What do you do when you can’t pay the bills?
According to the American Payroll Association, over 71 percent of Americans live paycheck-to-paycheck. They can easily cover their monthly expenses, but when an emergency comes up, they find it difficult to meet all of their financial obligations. And then they find themselves with some tough decisions to make.
Unfortunately, many in this situation avoid paying certain bills so that the emergency expenses can be covered first. While it sounds like the best idea, this system of non-payment can lead to a slew of other financial problems.
For example, let’s say you don’t have savings, your payday is days or weeks away, and you need $300 to fix your car in order to get to work. So you miss a payment on another bill in order to pay the mechanic. You may incur a late fee on your missed bill payment.

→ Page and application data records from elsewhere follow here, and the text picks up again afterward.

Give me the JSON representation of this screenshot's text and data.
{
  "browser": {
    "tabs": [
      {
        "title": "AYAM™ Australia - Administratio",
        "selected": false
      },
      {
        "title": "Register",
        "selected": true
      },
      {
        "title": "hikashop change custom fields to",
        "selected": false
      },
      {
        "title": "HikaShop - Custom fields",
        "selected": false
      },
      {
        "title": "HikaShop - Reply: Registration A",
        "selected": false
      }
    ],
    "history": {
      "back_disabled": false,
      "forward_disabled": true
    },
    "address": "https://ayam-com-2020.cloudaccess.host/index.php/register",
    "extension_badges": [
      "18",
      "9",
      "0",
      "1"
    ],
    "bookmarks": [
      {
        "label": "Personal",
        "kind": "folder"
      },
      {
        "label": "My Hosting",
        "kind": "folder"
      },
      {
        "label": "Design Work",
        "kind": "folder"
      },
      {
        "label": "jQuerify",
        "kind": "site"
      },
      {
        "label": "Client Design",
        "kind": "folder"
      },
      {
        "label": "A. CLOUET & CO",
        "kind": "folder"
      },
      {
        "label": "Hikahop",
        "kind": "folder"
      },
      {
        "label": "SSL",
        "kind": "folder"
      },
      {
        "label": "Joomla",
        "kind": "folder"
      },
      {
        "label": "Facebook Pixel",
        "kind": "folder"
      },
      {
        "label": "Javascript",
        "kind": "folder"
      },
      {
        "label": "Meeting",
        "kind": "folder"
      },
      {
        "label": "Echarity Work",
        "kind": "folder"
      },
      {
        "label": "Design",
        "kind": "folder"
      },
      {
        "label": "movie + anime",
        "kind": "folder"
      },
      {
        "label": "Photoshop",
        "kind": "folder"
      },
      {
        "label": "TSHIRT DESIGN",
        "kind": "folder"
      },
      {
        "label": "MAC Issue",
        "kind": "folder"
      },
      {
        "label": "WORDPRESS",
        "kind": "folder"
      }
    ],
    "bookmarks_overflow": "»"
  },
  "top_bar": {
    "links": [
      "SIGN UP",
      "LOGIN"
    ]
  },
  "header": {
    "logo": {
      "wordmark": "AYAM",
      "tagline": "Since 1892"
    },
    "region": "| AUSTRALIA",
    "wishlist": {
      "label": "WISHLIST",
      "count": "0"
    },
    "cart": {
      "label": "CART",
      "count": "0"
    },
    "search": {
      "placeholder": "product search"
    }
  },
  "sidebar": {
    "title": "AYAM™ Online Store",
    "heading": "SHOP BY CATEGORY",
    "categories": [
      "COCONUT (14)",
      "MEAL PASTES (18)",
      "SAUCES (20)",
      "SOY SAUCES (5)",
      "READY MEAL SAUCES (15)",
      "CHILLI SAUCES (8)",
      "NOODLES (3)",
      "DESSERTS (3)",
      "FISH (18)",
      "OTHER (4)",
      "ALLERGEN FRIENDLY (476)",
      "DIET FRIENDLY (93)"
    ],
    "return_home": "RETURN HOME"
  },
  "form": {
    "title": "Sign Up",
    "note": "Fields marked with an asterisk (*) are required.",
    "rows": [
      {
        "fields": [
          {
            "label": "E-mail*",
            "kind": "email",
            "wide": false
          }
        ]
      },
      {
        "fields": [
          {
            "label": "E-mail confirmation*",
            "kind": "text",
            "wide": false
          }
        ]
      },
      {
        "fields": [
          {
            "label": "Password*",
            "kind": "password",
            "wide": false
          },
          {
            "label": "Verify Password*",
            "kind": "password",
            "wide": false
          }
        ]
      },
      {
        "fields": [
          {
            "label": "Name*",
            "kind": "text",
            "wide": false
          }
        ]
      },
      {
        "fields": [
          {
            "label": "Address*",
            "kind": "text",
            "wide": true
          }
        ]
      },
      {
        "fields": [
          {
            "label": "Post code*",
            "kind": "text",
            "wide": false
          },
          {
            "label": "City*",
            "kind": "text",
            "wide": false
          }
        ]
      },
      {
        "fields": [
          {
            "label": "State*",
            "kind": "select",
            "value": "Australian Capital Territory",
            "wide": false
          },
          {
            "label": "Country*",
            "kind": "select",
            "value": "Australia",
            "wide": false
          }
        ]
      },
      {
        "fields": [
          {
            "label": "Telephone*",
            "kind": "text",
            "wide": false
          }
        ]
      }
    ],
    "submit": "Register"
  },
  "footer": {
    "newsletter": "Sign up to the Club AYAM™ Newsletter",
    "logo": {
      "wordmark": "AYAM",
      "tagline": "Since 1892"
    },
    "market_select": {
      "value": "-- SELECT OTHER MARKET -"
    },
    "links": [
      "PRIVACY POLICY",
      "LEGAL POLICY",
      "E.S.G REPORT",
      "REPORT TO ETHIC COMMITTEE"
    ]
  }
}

Late fees on credit cards start at $25 for the first offense and go up to $35 afterward, according to Bankrate.com. Skipping payment on a credit card may also cause your credit score to drop, making it harder to obtain credit in the future. Not to mention, interest rates may jump to 29.99 percent or more after default.
If you’ve skipped one or more of your utility bills, you also risk getting those necessities turned off until the bill is paid. Without water, there is no more showering or brushing your teeth. Without power, there is no more using electronics or refrigerating food. Without gas, there is no more heating your home or cooking dinner. You get the idea. Your car may be fixed, but at a hefty price.
Then when you’re finally able to pay the bill, you may have to pay a reconnection fee for each of the utilities that have been shut off. For example, the charge for water reconnection in Centerville, South Dakota is around $50. In Tallahassee, Florida, reconnecting non-water utilities costs about $29. And that’s on top of the late fees! All things considered, “not paying” can have some costly consequences.
But there are some ways to handle unexpected expenses — one way is with a payday loan. Payday loans are short-term loans that are paid back on the borrower’s next payday. By taking out a small payday loan to cover urgent expenses that arise between paydays, you save not only the cost of late fees and reconnection fees, but also the cost of going without necessities like food, water or transportation.
Keep in mind that there is a fee associated with securing a payday loan. According to a 2011 survey by the Consumer Federation of America, the average fee is $25 for every $100 borrowed. This may be a cheaper option than skipping bills and incurring late fees or reconnection fees as mentioned in the example above. With a payday loan, you can pay bills on time and cover an emergency expense.
But what about overdrawing your bank account or bouncing a check instead? You may risk possible criminal charges for a bounced check and — of course — incur fees. According to an analysis by Bretton Woods, Inc., it costs about $29 for bad checks, and the Consumer Federation of America found that it costs on average $35 for overdrawing a bank account.
You will incur costs no matter which route you choose, but as outlined in the above examples, payday loans may be a cheaper alternative.